-- Data to use follows --
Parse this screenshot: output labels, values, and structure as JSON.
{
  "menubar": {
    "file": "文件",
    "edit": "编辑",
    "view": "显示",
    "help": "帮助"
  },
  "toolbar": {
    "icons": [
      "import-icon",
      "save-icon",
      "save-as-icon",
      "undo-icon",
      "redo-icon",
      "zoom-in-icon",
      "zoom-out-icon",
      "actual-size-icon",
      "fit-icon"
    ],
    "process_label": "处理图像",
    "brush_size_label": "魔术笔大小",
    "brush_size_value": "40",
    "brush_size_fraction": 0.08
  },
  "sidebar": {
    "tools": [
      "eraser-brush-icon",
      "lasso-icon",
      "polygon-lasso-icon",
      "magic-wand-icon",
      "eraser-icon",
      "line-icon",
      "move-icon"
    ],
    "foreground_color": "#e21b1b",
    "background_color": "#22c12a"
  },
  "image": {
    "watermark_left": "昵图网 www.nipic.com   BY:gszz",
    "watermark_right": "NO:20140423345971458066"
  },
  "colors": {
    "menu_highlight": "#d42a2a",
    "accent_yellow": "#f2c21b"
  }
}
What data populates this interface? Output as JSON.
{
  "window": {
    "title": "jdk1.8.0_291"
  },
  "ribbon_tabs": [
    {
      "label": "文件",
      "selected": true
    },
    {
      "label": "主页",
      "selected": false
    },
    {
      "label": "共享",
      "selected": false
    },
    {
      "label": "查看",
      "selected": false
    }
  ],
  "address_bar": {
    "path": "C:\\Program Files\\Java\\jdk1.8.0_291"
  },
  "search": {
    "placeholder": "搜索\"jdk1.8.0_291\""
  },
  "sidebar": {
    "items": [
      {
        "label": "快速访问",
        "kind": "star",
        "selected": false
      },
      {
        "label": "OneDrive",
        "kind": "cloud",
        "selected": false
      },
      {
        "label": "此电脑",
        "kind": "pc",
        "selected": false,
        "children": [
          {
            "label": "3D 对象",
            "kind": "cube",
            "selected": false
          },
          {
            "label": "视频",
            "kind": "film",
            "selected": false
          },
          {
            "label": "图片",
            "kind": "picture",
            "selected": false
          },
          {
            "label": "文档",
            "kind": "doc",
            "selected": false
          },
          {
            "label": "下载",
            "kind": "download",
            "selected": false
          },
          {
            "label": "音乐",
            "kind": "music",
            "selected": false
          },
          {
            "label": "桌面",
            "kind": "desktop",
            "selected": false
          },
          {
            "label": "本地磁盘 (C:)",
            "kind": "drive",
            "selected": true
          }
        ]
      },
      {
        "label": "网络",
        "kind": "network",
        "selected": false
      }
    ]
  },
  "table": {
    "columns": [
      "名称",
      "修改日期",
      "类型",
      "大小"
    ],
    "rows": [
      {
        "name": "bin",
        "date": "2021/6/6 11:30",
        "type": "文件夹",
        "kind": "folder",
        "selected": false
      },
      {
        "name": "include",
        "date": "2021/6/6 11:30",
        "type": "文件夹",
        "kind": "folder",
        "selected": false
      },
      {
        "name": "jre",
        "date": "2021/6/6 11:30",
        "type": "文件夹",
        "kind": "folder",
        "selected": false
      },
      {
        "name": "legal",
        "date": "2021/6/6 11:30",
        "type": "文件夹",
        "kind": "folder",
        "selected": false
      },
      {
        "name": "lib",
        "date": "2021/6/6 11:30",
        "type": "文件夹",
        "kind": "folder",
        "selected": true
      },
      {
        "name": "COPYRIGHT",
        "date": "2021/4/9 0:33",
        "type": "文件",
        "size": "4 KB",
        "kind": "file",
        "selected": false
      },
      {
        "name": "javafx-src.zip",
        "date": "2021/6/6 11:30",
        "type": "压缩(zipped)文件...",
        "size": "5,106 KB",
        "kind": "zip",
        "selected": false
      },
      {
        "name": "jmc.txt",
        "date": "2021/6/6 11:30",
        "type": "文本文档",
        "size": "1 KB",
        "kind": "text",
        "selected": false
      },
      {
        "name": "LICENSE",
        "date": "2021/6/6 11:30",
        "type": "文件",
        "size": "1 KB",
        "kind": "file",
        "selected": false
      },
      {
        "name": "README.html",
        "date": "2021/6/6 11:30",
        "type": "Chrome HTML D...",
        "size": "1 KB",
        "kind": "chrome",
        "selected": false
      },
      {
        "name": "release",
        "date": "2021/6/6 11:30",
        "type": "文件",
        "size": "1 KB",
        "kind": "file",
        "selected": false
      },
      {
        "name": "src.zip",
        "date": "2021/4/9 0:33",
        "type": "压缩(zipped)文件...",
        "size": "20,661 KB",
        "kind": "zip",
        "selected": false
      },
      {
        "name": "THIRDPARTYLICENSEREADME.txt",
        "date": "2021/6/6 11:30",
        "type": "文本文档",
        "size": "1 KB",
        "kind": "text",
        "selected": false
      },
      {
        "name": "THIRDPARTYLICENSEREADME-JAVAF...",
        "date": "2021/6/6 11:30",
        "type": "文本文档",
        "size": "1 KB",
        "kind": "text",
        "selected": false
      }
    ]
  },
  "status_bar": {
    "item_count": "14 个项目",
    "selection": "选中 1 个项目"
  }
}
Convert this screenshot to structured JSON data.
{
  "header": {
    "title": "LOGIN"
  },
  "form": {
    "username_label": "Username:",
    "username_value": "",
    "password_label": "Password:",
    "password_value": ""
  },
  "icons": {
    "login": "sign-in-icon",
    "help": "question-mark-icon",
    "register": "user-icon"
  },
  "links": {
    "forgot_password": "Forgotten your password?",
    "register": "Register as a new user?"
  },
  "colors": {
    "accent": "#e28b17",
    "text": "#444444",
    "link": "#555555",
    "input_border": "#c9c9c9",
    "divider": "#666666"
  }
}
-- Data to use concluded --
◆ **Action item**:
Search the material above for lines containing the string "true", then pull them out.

◆ **Written solution**:
      "selected": true
            "selected": true
        "selected": true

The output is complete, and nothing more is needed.